IT might be worth printing my reply to Peter Dutton's letter headlined "Has no one anything interesting to say?" in which he mentions wind farms, the European Union and a general lack of enlivenment in many other letters (Voice of the North, December 22).
The sexual potential implicit in the tension that arises between an image and the enlivening gaze is undeniable: "Any suggestion of the sexual, or any perception of sexual potential, is likely to enhance the strain to enlivenment and possession" (Freedberg 360).
(15) This became the standard for Royce's later advocacy of both provincialism (regional enlivenment in cultural and creative practices) and the absolute (the goal and reality of speculative thought).
It does not seem unnatural to associate friendly stimulation of a brisk and businesslike attitude with the invigoration and enlivenment of the wind in the phrase a brisk wind (cf.
The resultant state of sexual hyperarousal led at the behavioral level to her investment in erotic pursuits and fantasies, a means of enlivenment that served simultaneously as a replacement for the nurture of which she was deprived (a defense against actual intimacy), and more importantly, as a connection to parents who had substituted this dissociated sexuality for true intimacy.
Beatrice whose life is jaded by the city and has become "just a drawing room pet" is in need of enlivenment.

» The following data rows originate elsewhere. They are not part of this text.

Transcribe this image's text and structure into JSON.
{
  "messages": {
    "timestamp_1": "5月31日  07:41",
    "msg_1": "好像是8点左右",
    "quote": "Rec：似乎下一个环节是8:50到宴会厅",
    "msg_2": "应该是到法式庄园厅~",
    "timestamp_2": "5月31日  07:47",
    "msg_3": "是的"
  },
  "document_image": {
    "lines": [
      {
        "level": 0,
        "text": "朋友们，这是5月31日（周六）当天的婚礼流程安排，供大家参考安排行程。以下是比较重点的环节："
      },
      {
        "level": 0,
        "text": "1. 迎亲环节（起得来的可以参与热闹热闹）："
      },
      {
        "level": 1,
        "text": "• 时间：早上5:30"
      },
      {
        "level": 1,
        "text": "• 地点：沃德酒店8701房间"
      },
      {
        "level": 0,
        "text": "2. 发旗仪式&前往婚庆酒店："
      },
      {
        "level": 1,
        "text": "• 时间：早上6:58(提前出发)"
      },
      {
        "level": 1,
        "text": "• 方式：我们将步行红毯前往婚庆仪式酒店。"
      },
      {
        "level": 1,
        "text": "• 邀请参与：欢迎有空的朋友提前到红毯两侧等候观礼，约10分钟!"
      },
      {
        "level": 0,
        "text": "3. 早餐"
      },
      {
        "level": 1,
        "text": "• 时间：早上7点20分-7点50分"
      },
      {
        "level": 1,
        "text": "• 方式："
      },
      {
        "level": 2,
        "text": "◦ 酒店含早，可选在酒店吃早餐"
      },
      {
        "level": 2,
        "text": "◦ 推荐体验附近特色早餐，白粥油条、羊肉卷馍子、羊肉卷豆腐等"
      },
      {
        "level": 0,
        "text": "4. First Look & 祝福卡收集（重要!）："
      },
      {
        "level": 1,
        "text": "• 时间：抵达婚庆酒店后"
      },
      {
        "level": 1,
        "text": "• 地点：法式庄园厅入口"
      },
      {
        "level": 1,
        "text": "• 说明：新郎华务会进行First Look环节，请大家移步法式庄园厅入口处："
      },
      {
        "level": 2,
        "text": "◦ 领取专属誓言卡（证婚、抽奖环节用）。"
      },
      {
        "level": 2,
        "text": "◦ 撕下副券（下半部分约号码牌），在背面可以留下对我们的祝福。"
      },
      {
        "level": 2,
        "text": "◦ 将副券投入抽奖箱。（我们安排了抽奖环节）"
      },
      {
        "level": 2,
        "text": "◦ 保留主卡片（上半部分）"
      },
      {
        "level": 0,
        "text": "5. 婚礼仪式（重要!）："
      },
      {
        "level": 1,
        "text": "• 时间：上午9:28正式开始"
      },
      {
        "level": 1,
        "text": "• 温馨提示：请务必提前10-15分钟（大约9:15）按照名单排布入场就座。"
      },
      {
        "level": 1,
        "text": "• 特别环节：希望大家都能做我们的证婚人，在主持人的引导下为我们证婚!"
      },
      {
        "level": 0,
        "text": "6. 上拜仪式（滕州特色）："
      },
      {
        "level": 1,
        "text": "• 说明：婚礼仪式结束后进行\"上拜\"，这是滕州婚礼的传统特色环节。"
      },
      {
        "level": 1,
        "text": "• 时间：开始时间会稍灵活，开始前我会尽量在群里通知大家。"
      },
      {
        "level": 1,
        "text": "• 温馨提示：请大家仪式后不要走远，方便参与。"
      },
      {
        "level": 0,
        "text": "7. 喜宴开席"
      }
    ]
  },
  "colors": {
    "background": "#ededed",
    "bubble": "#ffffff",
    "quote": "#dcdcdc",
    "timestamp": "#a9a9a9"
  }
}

Hemmingway the publisher, urges her to "get a new angle on life!" Here we can read that the culture itself is also in need of an injection of new blood.